(Stored dataset items)

◆ ◆ ◆ ◆ ◆ ◆ ◆

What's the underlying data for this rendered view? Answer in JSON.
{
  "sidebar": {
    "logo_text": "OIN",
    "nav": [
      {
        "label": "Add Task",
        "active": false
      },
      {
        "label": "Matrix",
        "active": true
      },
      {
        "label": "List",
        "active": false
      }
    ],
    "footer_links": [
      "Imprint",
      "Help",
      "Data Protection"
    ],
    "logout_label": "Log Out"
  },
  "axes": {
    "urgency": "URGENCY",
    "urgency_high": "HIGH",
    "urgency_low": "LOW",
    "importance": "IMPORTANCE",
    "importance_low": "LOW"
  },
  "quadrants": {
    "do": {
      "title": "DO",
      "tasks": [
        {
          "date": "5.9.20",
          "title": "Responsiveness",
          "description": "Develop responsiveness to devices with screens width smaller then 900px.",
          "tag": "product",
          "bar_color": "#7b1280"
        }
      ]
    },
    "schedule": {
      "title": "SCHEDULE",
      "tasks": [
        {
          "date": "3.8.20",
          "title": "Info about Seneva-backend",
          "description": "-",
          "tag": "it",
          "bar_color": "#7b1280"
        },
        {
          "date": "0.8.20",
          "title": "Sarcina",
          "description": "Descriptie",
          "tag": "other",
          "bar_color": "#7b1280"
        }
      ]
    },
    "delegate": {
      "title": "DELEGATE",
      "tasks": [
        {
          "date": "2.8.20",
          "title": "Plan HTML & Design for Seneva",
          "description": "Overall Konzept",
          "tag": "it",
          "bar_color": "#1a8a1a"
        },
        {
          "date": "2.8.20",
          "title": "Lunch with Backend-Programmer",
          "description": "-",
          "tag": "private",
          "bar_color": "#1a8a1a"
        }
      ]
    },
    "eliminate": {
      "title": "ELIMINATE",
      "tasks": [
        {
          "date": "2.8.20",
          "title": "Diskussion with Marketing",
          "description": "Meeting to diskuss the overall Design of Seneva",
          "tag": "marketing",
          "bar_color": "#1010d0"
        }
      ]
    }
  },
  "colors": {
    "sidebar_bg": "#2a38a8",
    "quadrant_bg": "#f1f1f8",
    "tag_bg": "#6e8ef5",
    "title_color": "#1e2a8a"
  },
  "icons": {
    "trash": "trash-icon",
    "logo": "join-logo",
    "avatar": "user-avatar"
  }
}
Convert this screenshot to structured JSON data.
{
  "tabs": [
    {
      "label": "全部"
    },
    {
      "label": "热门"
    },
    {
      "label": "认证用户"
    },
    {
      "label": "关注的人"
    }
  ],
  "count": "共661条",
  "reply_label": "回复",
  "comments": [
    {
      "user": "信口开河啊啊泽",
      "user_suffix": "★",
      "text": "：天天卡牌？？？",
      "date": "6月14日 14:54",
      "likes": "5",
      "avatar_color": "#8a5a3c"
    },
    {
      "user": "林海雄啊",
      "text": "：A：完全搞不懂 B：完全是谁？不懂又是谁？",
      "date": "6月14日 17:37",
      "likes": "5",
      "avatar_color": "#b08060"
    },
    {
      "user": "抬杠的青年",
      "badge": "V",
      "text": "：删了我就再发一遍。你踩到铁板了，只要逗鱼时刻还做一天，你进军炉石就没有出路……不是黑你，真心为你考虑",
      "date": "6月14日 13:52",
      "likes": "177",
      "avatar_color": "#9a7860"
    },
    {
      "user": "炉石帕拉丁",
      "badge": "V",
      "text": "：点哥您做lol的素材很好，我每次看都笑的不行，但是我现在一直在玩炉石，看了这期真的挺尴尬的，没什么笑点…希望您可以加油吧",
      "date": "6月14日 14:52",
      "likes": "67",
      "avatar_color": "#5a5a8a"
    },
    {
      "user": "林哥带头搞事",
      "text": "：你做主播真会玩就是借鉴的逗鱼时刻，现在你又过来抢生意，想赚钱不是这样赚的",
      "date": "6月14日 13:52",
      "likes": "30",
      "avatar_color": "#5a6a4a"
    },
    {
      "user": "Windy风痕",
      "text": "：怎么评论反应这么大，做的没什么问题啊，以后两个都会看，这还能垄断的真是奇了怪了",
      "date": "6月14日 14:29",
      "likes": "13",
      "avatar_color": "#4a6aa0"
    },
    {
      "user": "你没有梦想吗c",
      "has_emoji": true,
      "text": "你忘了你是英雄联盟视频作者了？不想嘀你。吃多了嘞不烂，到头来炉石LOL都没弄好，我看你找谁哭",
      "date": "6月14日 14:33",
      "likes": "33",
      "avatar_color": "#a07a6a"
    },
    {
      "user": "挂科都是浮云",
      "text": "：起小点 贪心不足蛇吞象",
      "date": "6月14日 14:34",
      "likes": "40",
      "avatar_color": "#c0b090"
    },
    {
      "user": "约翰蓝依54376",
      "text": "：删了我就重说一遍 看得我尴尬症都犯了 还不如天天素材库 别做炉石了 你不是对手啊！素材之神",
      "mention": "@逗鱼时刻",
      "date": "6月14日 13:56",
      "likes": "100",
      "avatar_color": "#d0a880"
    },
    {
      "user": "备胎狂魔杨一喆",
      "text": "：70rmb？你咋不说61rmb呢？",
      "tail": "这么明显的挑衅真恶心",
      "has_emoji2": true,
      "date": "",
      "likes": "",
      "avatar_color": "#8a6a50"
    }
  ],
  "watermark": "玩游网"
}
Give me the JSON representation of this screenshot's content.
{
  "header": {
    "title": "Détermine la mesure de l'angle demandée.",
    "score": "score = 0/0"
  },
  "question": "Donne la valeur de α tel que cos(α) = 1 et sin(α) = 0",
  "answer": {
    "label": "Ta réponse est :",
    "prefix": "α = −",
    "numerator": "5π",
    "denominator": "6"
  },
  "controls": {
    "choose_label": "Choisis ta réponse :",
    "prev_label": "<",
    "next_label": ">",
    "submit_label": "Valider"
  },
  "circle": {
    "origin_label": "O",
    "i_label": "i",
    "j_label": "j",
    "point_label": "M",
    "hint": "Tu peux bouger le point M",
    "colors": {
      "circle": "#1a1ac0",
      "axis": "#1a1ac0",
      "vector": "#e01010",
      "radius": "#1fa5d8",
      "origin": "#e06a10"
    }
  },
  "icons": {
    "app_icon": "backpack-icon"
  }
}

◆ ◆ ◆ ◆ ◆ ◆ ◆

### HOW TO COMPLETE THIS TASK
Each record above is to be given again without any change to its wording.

### OUTPUT
What's the underlying data for this rendered view? Answer in JSON.
{
  "sidebar": {
    "logo_text": "OIN",
    "nav": [
      {
        "label": "Add Task",
        "active": false
      },
      {
        "label": "Matrix",
        "active": true
      },
      {
        "label": "List",
        "active": false
      }
    ],
    "footer_links": [
      "Imprint",
      "Help",
      "Data Protection"
    ],
    "logout_label": "Log Out"
  },
  "axes": {
    "urgency": "URGENCY",
    "urgency_high": "HIGH",
    "urgency_low": "LOW",
    "importance": "IMPORTANCE",
    "importance_low": "LOW"
  },
  "quadrants": {
    "do": {
      "title": "DO",
      "tasks": [
        {
          "date": "5.9.20",
          "title": "Responsiveness",
          "description": "Develop responsiveness to devices with screens width smaller then 900px.",
          "tag": "product",
          "bar_color": "#7b1280"
        }
      ]
    },
    "schedule": {
      "title": "SCHEDULE",
      "tasks": [
        {
          "date": "3.8.20",
          "title": "Info about Seneva-backend",
          "description": "-",
          "tag": "it",
          "bar_color": "#7b1280"
        },
        {
          "date": "0.8.20",
          "title": "Sarcina",
          "description": "Descriptie",
          "tag": "other",
          "bar_color": "#7b1280"
        }
      ]
    },
    "delegate": {
      "title": "DELEGATE",
      "tasks": [
        {
          "date": "2.8.20",
          "title": "Plan HTML & Design for Seneva",
          "description": "Overall Konzept",
          "tag": "it",
          "bar_color": "#1a8a1a"
        },
        {
          "date": "2.8.20",
          "title": "Lunch with Backend-Programmer",
          "description": "-",
          "tag": "private",
          "bar_color": "#1a8a1a"
        }
      ]
    },
    "eliminate": {
      "title": "ELIMINATE",
      "tasks": [
        {
          "date": "2.8.20",
          "title": "Diskussion with Marketing",
          "description": "Meeting to diskuss the overall Design of Seneva",
          "tag": "marketing",
          "bar_color": "#1010d0"
        }
      ]
    }
  },
  "colors": {
    "sidebar_bg": "#2a38a8",
    "quadrant_bg": "#f1f1f8",
    "tag_bg": "#6e8ef5",
    "title_color": "#1e2a8a"
  },
  "icons": {
    "trash": "trash-icon",
    "logo": "join-logo",
    "avatar": "user-avatar"
  }
}
Convert this screenshot to structured JSON data.
{
  "tabs": [
    {
      "label": "全部"
    },
    {
      "label": "热门"
    },
    {
      "label": "认证用户"
    },
    {
      "label": "关注的人"
    }
  ],
  "count": "共661条",
  "reply_label": "回复",
  "comments": [
    {
      "user": "信口开河啊啊泽",
      "user_suffix": "★",
      "text": "：天天卡牌？？？",
      "date": "6月14日 14:54",
      "likes": "5",
      "avatar_color": "#8a5a3c"
    },
    {
      "user": "林海雄啊",
      "text": "：A：完全搞不懂 B：完全是谁？不懂又是谁？",
      "date": "6月14日 17:37",
      "likes": "5",
      "avatar_color": "#b08060"
    },
    {
      "user": "抬杠的青年",
      "badge": "V",
      "text": "：删了我就再发一遍。你踩到铁板了，只要逗鱼时刻还做一天，你进军炉石就没有出路……不是黑你，真心为你考虑",
      "date": "6月14日 13:52",
      "likes": "177",
      "avatar_color": "#9a7860"
    },
    {
      "user": "炉石帕拉丁",
      "badge": "V",
      "text": "：点哥您做lol的素材很好，我每次看都笑的不行，但是我现在一直在玩炉石，看了这期真的挺尴尬的，没什么笑点…希望您可以加油吧",
      "date": "6月14日 14:52",
      "likes": "67",
      "avatar_color": "#5a5a8a"
    },
    {
      "user": "林哥带头搞事",
      "text": "：你做主播真会玩就是借鉴的逗鱼时刻，现在你又过来抢生意，想赚钱不是这样赚的",
      "date": "6月14日 13:52",
      "likes": "30",
      "avatar_color": "#5a6a4a"
    },
    {
      "user": "Windy风痕",
      "text": "：怎么评论反应这么大，做的没什么问题啊，以后两个都会看，这还能垄断的真是奇了怪了",
      "date": "6月14日 14:29",
      "likes": "13",
      "avatar_color": "#4a6aa0"
    },
    {
      "user": "你没有梦想吗c",
      "has_emoji": true,
      "text": "你忘了你是英雄联盟视频作者了？不想嘀你。吃多了嘞不烂，到头来炉石LOL都没弄好，我看你找谁哭",
      "date": "6月14日 14:33",
      "likes": "33",
      "avatar_color": "#a07a6a"
    },
    {
      "user": "挂科都是浮云",
      "text": "：起小点 贪心不足蛇吞象",
      "date": "6月14日 14:34",
      "likes": "40",
      "avatar_color": "#c0b090"
    },
    {
      "user": "约翰蓝依54376",
      "text": "：删了我就重说一遍 看得我尴尬症都犯了 还不如天天素材库 别做炉石了 你不是对手啊！素材之神",
      "mention": "@逗鱼时刻",
      "date": "6月14日 13:56",
      "likes": "100",
      "avatar_color": "#d0a880"
    },
    {
      "user": "备胎狂魔杨一喆",
      "text": "：70rmb？你咋不说61rmb呢？",
      "tail": "这么明显的挑衅真恶心",
      "has_emoji2": true,
      "date": "",
      "likes": "",
      "avatar_color": "#8a6a50"
    }
  ],
  "watermark": "玩游网"
}
Give me the JSON representation of this screenshot's content.
{
  "header": {
    "title": "Détermine la mesure de l'angle demandée.",
    "score": "score = 0/0"
  },
  "question": "Donne la valeur de α tel que cos(α) = 1 et sin(α) = 0",
  "answer": {
    "label": "Ta réponse est :",
    "prefix": "α = −",
    "numerator": "5π",
    "denominator": "6"
  },
  "controls": {
    "choose_label": "Choisis ta réponse :",
    "prev_label": "<",
    "next_label": ">",
    "submit_label": "Valider"
  },
  "circle": {
    "origin_label": "O",
    "i_label": "i",
    "j_label": "j",
    "point_label": "M",
    "hint": "Tu peux bouger le point M",
    "colors": {
      "circle": "#1a1ac0",
      "axis": "#1a1ac0",
      "vector": "#e01010",
      "radius": "#1fa5d8",
      "origin": "#e06a10"
    }
  },
  "icons": {
    "app_icon": "backpack-icon"
  }
}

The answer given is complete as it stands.